To do: List every line in this data where the string "výběr" occurs.

Exercise inputs:
┌──
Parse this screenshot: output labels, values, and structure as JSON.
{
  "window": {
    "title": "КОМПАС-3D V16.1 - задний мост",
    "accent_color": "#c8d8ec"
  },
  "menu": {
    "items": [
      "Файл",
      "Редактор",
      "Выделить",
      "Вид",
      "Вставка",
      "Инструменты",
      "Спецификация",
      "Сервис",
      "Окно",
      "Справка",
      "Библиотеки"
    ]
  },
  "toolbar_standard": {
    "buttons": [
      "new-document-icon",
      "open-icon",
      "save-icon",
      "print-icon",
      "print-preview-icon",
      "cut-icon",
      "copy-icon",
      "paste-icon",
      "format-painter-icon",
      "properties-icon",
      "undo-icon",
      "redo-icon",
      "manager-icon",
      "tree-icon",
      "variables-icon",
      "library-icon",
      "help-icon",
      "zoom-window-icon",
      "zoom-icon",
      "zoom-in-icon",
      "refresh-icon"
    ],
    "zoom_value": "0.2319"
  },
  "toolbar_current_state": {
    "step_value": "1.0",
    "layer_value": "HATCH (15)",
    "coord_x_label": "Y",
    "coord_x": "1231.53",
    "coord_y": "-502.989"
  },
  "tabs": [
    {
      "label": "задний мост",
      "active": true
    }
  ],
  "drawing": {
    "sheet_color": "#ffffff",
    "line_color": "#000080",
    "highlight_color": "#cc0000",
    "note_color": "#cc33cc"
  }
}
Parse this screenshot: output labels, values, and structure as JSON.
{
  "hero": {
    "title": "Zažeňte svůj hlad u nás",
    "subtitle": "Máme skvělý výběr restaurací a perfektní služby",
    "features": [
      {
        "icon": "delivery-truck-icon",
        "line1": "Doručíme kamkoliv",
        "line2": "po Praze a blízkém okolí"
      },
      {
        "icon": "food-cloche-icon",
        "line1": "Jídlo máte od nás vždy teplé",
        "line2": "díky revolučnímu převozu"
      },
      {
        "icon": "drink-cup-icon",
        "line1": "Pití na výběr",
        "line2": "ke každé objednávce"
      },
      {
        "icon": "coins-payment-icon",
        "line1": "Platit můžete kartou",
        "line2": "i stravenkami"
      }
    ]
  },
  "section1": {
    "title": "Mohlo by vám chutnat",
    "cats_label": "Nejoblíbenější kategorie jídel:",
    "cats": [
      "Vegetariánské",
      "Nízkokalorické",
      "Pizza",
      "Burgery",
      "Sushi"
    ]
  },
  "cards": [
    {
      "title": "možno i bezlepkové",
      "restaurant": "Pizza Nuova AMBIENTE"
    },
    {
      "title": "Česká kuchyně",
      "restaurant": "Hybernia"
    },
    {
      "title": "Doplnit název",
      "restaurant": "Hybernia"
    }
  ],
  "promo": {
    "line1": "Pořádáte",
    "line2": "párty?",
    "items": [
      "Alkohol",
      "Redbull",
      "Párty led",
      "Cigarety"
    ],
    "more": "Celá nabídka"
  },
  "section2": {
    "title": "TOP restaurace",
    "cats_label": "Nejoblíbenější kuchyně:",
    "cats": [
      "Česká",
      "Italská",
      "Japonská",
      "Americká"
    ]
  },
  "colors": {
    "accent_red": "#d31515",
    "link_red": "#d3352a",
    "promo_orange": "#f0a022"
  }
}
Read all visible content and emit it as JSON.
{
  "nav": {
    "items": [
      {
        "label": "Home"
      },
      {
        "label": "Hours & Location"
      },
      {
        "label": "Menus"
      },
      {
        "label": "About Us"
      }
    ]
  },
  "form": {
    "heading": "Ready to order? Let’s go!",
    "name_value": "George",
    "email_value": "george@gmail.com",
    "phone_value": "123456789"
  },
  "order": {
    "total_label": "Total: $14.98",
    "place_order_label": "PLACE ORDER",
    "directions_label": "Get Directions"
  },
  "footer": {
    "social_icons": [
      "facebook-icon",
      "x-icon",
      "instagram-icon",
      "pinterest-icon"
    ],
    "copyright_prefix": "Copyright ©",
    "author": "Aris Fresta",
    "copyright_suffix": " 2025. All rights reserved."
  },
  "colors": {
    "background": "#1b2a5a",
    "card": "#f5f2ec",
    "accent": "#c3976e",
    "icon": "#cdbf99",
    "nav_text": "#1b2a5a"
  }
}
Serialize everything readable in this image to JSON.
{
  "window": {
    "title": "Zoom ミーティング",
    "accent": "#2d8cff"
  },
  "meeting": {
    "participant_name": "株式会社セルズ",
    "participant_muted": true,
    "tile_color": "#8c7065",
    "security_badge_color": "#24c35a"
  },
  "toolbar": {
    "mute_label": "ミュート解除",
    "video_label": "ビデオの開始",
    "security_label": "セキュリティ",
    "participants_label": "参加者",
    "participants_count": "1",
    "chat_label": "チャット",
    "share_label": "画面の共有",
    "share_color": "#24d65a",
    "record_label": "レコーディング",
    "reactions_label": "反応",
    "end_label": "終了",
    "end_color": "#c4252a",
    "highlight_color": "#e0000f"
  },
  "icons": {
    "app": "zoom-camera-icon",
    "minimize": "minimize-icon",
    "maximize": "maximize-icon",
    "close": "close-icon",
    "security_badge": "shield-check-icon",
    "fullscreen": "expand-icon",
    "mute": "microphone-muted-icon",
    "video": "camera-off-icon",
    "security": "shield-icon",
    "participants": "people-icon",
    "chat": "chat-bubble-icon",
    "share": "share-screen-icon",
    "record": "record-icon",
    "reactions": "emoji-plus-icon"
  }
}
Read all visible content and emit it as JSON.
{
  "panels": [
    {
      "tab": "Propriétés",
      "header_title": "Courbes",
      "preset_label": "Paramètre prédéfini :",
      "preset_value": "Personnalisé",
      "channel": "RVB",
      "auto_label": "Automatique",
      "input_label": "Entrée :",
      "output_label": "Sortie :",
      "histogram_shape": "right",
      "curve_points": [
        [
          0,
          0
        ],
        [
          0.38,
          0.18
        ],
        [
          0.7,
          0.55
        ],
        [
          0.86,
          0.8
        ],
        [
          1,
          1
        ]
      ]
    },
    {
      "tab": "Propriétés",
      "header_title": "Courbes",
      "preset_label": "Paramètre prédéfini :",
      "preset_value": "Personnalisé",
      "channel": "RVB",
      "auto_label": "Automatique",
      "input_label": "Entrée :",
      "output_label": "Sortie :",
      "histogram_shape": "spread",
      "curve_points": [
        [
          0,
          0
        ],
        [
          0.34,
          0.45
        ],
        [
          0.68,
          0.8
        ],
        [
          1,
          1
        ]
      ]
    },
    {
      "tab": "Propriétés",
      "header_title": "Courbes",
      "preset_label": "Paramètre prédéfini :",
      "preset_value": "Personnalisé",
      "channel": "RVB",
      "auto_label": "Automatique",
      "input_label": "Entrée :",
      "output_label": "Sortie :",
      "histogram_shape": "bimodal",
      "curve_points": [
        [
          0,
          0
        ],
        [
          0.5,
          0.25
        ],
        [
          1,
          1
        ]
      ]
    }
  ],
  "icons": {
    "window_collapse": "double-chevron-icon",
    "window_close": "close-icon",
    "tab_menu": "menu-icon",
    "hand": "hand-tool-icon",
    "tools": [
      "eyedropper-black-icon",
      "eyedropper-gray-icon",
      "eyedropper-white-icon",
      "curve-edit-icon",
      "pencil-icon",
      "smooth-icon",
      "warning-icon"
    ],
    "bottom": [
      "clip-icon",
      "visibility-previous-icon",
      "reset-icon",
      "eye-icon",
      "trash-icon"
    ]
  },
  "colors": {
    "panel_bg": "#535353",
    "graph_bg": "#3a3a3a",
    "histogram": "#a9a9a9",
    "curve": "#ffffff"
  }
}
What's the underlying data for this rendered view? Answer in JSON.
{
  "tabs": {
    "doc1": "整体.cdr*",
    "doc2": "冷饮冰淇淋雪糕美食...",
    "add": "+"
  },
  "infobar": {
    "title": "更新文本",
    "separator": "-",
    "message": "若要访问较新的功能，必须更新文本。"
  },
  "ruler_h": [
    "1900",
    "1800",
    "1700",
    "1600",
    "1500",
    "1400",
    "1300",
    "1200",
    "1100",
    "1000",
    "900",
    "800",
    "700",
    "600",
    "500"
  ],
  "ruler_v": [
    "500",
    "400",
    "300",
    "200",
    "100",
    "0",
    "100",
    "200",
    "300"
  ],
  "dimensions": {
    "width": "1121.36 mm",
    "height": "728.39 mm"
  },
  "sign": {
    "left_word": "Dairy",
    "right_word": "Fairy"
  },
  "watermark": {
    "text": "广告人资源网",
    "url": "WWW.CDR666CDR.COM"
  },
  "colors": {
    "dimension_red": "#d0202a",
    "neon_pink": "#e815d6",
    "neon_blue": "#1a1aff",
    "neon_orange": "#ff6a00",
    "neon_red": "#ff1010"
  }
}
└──
Output of the task:
    "subtitle": "Máme skvělý výběr restaurací a perfektní služby",
        "line1": "Pití na výběr",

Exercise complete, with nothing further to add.